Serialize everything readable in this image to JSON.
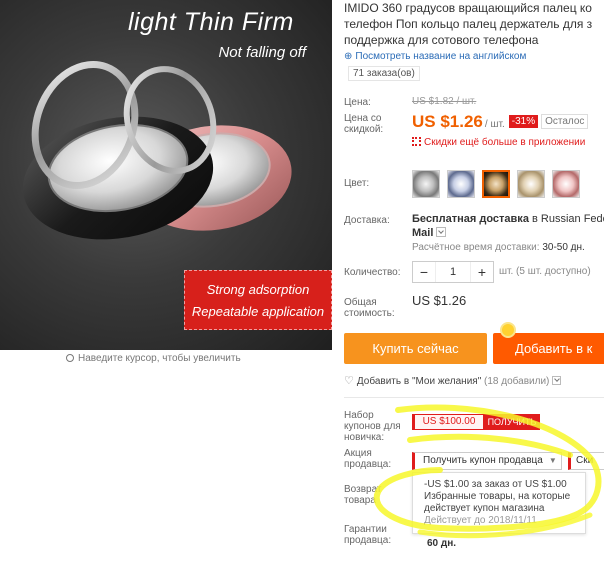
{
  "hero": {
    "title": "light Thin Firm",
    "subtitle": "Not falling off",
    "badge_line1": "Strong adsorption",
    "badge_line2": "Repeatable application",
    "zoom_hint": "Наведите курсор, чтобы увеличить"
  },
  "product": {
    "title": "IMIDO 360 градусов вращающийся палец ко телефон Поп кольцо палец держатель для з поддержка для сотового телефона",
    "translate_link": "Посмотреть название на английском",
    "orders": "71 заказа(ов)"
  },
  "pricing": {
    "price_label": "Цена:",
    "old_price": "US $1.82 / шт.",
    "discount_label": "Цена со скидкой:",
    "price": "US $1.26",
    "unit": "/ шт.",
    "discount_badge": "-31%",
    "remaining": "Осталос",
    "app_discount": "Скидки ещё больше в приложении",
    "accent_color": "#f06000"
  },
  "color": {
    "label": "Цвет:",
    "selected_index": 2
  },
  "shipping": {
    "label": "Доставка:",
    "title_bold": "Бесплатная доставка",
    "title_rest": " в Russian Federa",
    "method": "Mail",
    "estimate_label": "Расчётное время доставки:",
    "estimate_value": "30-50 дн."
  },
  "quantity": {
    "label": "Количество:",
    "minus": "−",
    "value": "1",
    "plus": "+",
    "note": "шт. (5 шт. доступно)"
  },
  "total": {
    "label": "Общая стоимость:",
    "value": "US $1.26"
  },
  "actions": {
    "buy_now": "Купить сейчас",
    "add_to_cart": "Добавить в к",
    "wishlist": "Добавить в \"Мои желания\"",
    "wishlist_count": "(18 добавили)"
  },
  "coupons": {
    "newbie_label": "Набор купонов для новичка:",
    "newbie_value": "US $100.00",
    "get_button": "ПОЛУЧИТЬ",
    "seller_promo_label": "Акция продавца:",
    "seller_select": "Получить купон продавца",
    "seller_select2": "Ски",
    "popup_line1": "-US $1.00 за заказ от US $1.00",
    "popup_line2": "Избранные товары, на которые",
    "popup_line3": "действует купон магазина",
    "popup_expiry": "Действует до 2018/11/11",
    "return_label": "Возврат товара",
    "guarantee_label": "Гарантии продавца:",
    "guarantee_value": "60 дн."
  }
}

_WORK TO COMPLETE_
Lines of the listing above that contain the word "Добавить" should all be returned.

_YOUR SOLUTION_
    "add_to_cart": "Добавить в к",
    "wishlist": "Добавить в \"Мои желания\"",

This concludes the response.